*** Opening Dataset records ***

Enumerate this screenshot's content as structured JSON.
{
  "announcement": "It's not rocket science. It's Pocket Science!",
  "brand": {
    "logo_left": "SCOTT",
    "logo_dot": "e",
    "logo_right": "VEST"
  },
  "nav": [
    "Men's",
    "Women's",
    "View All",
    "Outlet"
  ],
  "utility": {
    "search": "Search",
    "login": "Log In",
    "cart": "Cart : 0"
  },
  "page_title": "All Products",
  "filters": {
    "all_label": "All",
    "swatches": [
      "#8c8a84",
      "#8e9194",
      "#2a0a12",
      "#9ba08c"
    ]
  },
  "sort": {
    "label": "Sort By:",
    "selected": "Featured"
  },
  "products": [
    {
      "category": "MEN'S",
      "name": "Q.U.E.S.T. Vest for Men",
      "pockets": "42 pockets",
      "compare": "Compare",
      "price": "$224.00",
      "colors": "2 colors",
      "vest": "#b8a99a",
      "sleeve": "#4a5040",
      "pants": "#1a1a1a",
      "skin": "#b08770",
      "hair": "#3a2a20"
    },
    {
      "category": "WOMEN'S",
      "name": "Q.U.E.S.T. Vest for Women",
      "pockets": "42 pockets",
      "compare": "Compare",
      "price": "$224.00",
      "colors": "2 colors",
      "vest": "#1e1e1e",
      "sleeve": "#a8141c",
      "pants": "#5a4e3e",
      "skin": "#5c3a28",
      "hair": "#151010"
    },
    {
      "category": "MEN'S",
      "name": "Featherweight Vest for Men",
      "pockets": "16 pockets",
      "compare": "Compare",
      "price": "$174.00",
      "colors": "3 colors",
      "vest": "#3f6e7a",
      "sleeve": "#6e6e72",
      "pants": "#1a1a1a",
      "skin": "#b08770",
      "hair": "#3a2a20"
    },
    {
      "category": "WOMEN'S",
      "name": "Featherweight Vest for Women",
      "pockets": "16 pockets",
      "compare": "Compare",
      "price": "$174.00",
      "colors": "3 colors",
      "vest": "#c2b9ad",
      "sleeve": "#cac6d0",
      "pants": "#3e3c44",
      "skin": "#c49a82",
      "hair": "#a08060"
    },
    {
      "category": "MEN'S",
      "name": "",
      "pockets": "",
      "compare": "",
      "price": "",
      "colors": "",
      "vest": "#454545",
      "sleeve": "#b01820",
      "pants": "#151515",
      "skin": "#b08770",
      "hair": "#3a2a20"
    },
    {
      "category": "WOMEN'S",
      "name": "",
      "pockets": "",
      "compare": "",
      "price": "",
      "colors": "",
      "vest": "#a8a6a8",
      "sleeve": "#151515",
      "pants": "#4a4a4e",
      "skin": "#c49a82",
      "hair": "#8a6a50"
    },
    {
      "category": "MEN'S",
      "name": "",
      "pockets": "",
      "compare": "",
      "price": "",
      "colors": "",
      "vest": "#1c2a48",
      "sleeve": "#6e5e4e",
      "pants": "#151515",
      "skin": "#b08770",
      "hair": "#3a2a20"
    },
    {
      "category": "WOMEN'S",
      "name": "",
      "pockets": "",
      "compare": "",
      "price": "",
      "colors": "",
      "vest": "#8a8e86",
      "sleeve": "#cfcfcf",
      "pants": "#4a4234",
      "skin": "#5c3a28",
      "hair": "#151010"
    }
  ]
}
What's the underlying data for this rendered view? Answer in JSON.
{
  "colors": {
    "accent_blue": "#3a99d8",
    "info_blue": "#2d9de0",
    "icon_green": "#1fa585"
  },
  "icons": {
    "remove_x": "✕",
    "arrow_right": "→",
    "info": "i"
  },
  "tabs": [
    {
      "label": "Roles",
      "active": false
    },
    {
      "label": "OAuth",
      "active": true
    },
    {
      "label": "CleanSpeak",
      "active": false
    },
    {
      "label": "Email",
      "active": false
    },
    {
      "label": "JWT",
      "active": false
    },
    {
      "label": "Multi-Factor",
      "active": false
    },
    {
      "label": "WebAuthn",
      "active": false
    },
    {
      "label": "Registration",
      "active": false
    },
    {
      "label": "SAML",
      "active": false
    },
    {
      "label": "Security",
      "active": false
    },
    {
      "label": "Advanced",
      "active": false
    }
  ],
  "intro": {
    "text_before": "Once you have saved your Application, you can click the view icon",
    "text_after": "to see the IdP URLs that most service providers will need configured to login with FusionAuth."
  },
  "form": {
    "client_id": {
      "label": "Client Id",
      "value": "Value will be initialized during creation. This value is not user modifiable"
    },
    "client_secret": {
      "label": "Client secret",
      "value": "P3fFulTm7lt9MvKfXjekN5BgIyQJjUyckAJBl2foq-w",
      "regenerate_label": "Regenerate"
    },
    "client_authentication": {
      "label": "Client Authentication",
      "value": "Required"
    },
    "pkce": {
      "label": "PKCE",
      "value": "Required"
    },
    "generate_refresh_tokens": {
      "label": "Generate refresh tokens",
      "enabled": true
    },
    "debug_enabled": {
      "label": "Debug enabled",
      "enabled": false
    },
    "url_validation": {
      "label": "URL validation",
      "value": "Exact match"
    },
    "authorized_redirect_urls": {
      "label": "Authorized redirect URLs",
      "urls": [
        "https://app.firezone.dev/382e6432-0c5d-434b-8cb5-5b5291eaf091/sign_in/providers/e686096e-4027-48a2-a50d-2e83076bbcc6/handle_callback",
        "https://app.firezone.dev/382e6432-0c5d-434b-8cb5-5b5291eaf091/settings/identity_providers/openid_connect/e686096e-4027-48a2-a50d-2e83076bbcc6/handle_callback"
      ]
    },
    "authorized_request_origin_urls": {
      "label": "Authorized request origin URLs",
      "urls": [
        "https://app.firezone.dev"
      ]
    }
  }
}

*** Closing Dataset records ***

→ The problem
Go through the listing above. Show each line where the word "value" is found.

→ Task response
      "value": "Value will be initialized during creation. This value is not user modifiable"
      "value": "P3fFulTm7lt9MvKfXjekN5BgIyQJjUyckAJBl2foq-w",
      "value": "Required"
      "value": "Required"
      "value": "Exact match"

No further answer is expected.